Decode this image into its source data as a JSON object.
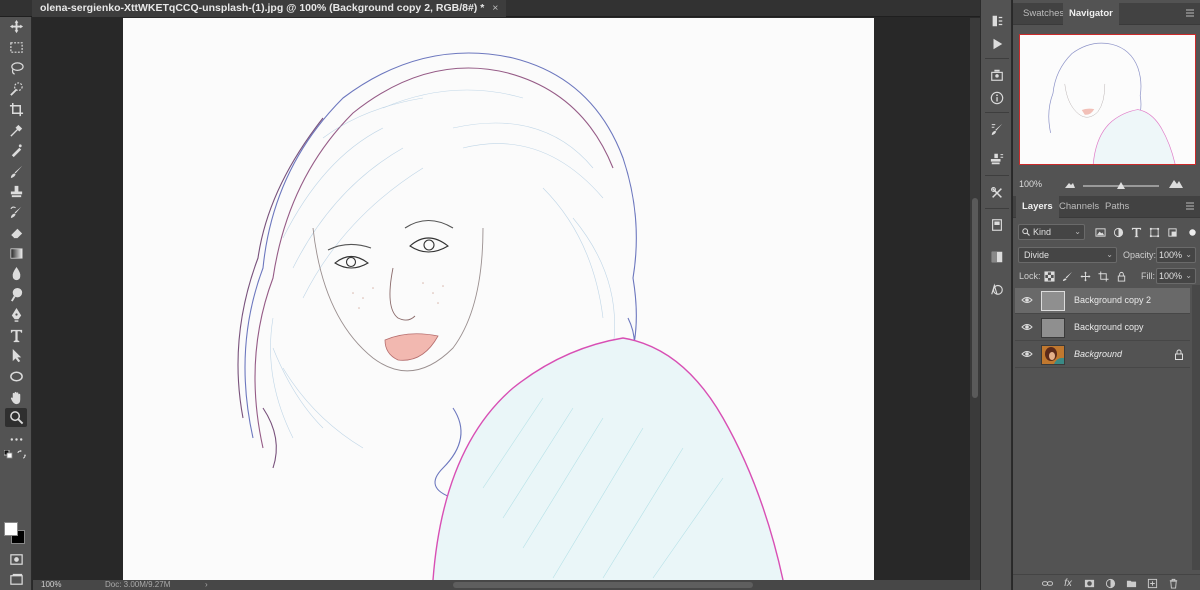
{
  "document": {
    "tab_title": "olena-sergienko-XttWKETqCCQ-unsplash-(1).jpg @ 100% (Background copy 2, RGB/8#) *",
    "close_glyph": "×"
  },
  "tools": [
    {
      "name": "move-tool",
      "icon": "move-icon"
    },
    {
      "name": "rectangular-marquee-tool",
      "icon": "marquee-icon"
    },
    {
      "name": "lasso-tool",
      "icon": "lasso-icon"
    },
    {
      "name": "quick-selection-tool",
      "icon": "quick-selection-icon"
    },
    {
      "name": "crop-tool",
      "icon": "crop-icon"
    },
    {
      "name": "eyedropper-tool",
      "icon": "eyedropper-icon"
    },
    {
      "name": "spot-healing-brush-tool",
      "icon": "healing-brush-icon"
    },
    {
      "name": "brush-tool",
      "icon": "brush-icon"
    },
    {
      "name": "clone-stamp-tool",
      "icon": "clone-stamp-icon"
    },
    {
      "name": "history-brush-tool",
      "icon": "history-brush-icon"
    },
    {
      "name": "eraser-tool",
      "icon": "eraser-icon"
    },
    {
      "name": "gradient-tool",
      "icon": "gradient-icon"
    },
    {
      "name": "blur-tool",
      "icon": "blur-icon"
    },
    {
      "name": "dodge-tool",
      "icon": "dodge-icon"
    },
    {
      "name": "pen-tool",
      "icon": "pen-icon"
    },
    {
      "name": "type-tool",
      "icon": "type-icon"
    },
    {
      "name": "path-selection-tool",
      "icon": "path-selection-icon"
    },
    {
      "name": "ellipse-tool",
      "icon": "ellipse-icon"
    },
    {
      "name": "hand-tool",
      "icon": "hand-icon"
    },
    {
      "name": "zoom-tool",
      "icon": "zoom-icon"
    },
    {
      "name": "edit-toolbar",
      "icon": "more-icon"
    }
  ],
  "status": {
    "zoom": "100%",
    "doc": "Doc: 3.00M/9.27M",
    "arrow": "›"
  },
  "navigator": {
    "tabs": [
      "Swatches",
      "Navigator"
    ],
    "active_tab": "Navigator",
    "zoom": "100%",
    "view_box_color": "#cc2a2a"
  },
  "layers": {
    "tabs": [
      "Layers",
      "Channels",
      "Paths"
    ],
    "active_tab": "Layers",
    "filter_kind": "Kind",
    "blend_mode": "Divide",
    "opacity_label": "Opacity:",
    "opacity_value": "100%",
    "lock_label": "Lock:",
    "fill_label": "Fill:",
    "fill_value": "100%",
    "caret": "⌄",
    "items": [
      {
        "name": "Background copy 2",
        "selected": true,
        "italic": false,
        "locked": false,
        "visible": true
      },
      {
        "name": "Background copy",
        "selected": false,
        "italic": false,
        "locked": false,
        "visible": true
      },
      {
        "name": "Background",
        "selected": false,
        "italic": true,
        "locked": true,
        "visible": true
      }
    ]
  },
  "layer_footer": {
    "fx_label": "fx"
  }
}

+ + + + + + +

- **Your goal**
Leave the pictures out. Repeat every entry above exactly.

- **Response to this task**
Decode this image into its source data as a JSON object.
{
  "document": {
    "tab_title": "olena-sergienko-XttWKETqCCQ-unsplash-(1).jpg @ 100% (Background copy 2, RGB/8#) *",
    "close_glyph": "×"
  },
  "tools": [
    {
      "name": "move-tool",
      "icon": "move-icon"
    },
    {
      "name": "rectangular-marquee-tool",
      "icon": "marquee-icon"
    },
    {
      "name": "lasso-tool",
      "icon": "lasso-icon"
    },
    {
      "name": "quick-selection-tool",
      "icon": "quick-selection-icon"
    },
    {
      "name": "crop-tool",
      "icon": "crop-icon"
    },
    {
      "name": "eyedropper-tool",
      "icon": "eyedropper-icon"
    },
    {
      "name": "spot-healing-brush-tool",
      "icon": "healing-brush-icon"
    },
    {
      "name": "brush-tool",
      "icon": "brush-icon"
    },
    {
      "name": "clone-stamp-tool",
      "icon": "clone-stamp-icon"
    },
    {
      "name": "history-brush-tool",
      "icon": "history-brush-icon"
    },
    {
      "name": "eraser-tool",
      "icon": "eraser-icon"
    },
    {
      "name": "gradient-tool",
      "icon": "gradient-icon"
    },
    {
      "name": "blur-tool",
      "icon": "blur-icon"
    },
    {
      "name": "dodge-tool",
      "icon": "dodge-icon"
    },
    {
      "name": "pen-tool",
      "icon": "pen-icon"
    },
    {
      "name": "type-tool",
      "icon": "type-icon"
    },
    {
      "name": "path-selection-tool",
      "icon": "path-selection-icon"
    },
    {
      "name": "ellipse-tool",
      "icon": "ellipse-icon"
    },
    {
      "name": "hand-tool",
      "icon": "hand-icon"
    },
    {
      "name": "zoom-tool",
      "icon": "zoom-icon"
    },
    {
      "name": "edit-toolbar",
      "icon": "more-icon"
    }
  ],
  "status": {
    "zoom": "100%",
    "doc": "Doc: 3.00M/9.27M",
    "arrow": "›"
  },
  "navigator": {
    "tabs": [
      "Swatches",
      "Navigator"
    ],
    "active_tab": "Navigator",
    "zoom": "100%",
    "view_box_color": "#cc2a2a"
  },
  "layers": {
    "tabs": [
      "Layers",
      "Channels",
      "Paths"
    ],
    "active_tab": "Layers",
    "filter_kind": "Kind",
    "blend_mode": "Divide",
    "opacity_label": "Opacity:",
    "opacity_value": "100%",
    "lock_label": "Lock:",
    "fill_label": "Fill:",
    "fill_value": "100%",
    "caret": "⌄",
    "items": [
      {
        "name": "Background copy 2",
        "selected": true,
        "italic": false,
        "locked": false,
        "visible": true
      },
      {
        "name": "Background copy",
        "selected": false,
        "italic": false,
        "locked": false,
        "visible": true
      },
      {
        "name": "Background",
        "selected": false,
        "italic": true,
        "locked": true,
        "visible": true
      }
    ]
  },
  "layer_footer": {
    "fx_label": "fx"
  }
}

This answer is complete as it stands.